Extracted data entries:
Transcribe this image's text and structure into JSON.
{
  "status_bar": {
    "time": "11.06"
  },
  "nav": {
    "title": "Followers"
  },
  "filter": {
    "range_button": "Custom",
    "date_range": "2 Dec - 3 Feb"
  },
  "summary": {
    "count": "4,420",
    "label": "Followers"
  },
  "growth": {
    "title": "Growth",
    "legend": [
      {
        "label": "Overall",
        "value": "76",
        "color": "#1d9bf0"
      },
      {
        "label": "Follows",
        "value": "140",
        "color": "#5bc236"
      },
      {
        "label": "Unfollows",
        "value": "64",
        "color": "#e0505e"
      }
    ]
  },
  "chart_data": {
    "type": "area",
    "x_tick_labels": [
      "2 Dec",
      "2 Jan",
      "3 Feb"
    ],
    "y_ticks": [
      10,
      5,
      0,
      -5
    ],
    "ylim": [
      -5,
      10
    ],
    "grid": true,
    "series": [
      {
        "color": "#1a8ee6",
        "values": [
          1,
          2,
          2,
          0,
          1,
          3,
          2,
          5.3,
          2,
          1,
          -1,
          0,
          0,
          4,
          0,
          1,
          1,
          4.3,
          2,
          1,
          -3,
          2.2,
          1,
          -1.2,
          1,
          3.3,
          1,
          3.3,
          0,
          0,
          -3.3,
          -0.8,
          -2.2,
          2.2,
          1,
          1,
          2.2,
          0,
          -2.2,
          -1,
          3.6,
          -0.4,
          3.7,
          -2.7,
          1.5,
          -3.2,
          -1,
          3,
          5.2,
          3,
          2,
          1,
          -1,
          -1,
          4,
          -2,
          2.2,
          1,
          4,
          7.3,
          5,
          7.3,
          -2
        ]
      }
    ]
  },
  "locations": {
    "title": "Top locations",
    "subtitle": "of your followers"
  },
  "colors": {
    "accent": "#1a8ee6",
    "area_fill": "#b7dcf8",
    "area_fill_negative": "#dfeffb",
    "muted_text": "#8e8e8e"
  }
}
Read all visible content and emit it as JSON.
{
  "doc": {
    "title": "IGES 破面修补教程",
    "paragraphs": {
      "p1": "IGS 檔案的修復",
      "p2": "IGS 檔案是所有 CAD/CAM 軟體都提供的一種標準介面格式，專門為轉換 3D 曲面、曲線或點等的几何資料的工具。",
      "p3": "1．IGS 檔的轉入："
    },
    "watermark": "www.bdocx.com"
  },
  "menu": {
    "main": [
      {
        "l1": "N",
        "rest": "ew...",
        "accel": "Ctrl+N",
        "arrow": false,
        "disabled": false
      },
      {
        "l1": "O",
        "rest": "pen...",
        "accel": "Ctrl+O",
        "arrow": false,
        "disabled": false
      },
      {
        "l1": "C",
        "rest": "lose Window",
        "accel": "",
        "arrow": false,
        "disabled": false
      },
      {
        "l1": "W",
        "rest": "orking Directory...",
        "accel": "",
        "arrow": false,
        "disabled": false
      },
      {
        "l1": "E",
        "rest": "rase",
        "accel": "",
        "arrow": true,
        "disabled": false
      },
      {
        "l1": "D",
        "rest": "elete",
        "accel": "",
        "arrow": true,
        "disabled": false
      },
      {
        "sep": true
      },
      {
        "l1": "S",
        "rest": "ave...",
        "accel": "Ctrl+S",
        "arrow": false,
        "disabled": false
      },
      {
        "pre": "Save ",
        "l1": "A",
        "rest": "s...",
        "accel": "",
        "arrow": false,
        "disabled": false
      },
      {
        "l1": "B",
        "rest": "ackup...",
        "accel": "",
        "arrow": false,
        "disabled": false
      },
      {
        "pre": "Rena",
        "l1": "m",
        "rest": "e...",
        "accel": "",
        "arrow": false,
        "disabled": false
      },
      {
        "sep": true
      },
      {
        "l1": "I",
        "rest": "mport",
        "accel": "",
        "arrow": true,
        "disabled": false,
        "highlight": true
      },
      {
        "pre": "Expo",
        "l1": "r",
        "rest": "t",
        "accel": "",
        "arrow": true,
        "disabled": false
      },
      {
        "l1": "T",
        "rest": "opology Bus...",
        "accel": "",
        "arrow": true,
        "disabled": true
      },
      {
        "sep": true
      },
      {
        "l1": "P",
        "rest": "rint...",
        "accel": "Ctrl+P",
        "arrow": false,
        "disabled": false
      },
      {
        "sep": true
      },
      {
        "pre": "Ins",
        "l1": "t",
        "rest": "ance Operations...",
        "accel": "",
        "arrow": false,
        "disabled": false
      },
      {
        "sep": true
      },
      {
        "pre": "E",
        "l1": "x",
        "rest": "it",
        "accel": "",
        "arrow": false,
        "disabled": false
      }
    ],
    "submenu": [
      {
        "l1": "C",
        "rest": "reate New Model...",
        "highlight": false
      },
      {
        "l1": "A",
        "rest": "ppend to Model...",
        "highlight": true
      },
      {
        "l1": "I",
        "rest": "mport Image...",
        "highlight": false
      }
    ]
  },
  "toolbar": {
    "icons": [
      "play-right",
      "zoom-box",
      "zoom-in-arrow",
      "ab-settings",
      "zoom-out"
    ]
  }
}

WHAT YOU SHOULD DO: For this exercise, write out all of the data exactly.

SOLVED EXERCISE:
Transcribe this image's text and structure into JSON.
{
  "status_bar": {
    "time": "11.06"
  },
  "nav": {
    "title": "Followers"
  },
  "filter": {
    "range_button": "Custom",
    "date_range": "2 Dec - 3 Feb"
  },
  "summary": {
    "count": "4,420",
    "label": "Followers"
  },
  "growth": {
    "title": "Growth",
    "legend": [
      {
        "label": "Overall",
        "value": "76",
        "color": "#1d9bf0"
      },
      {
        "label": "Follows",
        "value": "140",
        "color": "#5bc236"
      },
      {
        "label": "Unfollows",
        "value": "64",
        "color": "#e0505e"
      }
    ]
  },
  "chart_data": {
    "type": "area",
    "x_tick_labels": [
      "2 Dec",
      "2 Jan",
      "3 Feb"
    ],
    "y_ticks": [
      10,
      5,
      0,
      -5
    ],
    "ylim": [
      -5,
      10
    ],
    "grid": true,
    "series": [
      {
        "color": "#1a8ee6",
        "values": [
          1,
          2,
          2,
          0,
          1,
          3,
          2,
          5.3,
          2,
          1,
          -1,
          0,
          0,
          4,
          0,
          1,
          1,
          4.3,
          2,
          1,
          -3,
          2.2,
          1,
          -1.2,
          1,
          3.3,
          1,
          3.3,
          0,
          0,
          -3.3,
          -0.8,
          -2.2,
          2.2,
          1,
          1,
          2.2,
          0,
          -2.2,
          -1,
          3.6,
          -0.4,
          3.7,
          -2.7,
          1.5,
          -3.2,
          -1,
          3,
          5.2,
          3,
          2,
          1,
          -1,
          -1,
          4,
          -2,
          2.2,
          1,
          4,
          7.3,
          5,
          7.3,
          -2
        ]
      }
    ]
  },
  "locations": {
    "title": "Top locations",
    "subtitle": "of your followers"
  },
  "colors": {
    "accent": "#1a8ee6",
    "area_fill": "#b7dcf8",
    "area_fill_negative": "#dfeffb",
    "muted_text": "#8e8e8e"
  }
}
Read all visible content and emit it as JSON.
{
  "doc": {
    "title": "IGES 破面修补教程",
    "paragraphs": {
      "p1": "IGS 檔案的修復",
      "p2": "IGS 檔案是所有 CAD/CAM 軟體都提供的一種標準介面格式，專門為轉換 3D 曲面、曲線或點等的几何資料的工具。",
      "p3": "1．IGS 檔的轉入："
    },
    "watermark": "www.bdocx.com"
  },
  "menu": {
    "main": [
      {
        "l1": "N",
        "rest": "ew...",
        "accel": "Ctrl+N",
        "arrow": false,
        "disabled": false
      },
      {
        "l1": "O",
        "rest": "pen...",
        "accel": "Ctrl+O",
        "arrow": false,
        "disabled": false
      },
      {
        "l1": "C",
        "rest": "lose Window",
        "accel": "",
        "arrow": false,
        "disabled": false
      },
      {
        "l1": "W",
        "rest": "orking Directory...",
        "accel": "",
        "arrow": false,
        "disabled": false
      },
      {
        "l1": "E",
        "rest": "rase",
        "accel": "",
        "arrow": true,
        "disabled": false
      },
      {
        "l1": "D",
        "rest": "elete",
        "accel": "",
        "arrow": true,
        "disabled": false
      },
      {
        "sep": true
      },
      {
        "l1": "S",
        "rest": "ave...",
        "accel": "Ctrl+S",
        "arrow": false,
        "disabled": false
      },
      {
        "pre": "Save ",
        "l1": "A",
        "rest": "s...",
        "accel": "",
        "arrow": false,
        "disabled": false
      },
      {
        "l1": "B",
        "rest": "ackup...",
        "accel": "",
        "arrow": false,
        "disabled": false
      },
      {
        "pre": "Rena",
        "l1": "m",
        "rest": "e...",
        "accel": "",
        "arrow": false,
        "disabled": false
      },
      {
        "sep": true
      },
      {
        "l1": "I",
        "rest": "mport",
        "accel": "",
        "arrow": true,
        "disabled": false,
        "highlight": true
      },
      {
        "pre": "Expo",
        "l1": "r",
        "rest": "t",
        "accel": "",
        "arrow": true,
        "disabled": false
      },
      {
        "l1": "T",
        "rest": "opology Bus...",
        "accel": "",
        "arrow": true,
        "disabled": true
      },
      {
        "sep": true
      },
      {
        "l1": "P",
        "rest": "rint...",
        "accel": "Ctrl+P",
        "arrow": false,
        "disabled": false
      },
      {
        "sep": true
      },
      {
        "pre": "Ins",
        "l1": "t",
        "rest": "ance Operations...",
        "accel": "",
        "arrow": false,
        "disabled": false
      },
      {
        "sep": true
      },
      {
        "pre": "E",
        "l1": "x",
        "rest": "it",
        "accel": "",
        "arrow": false,
        "disabled": false
      }
    ],
    "submenu": [
      {
        "l1": "C",
        "rest": "reate New Model...",
        "highlight": false
      },
      {
        "l1": "A",
        "rest": "ppend to Model...",
        "highlight": true
      },
      {
        "l1": "I",
        "rest": "mport Image...",
        "highlight": false
      }
    ]
  },
  "toolbar": {
    "icons": [
      "play-right",
      "zoom-box",
      "zoom-in-arrow",
      "ab-settings",
      "zoom-out"
    ]
  }
}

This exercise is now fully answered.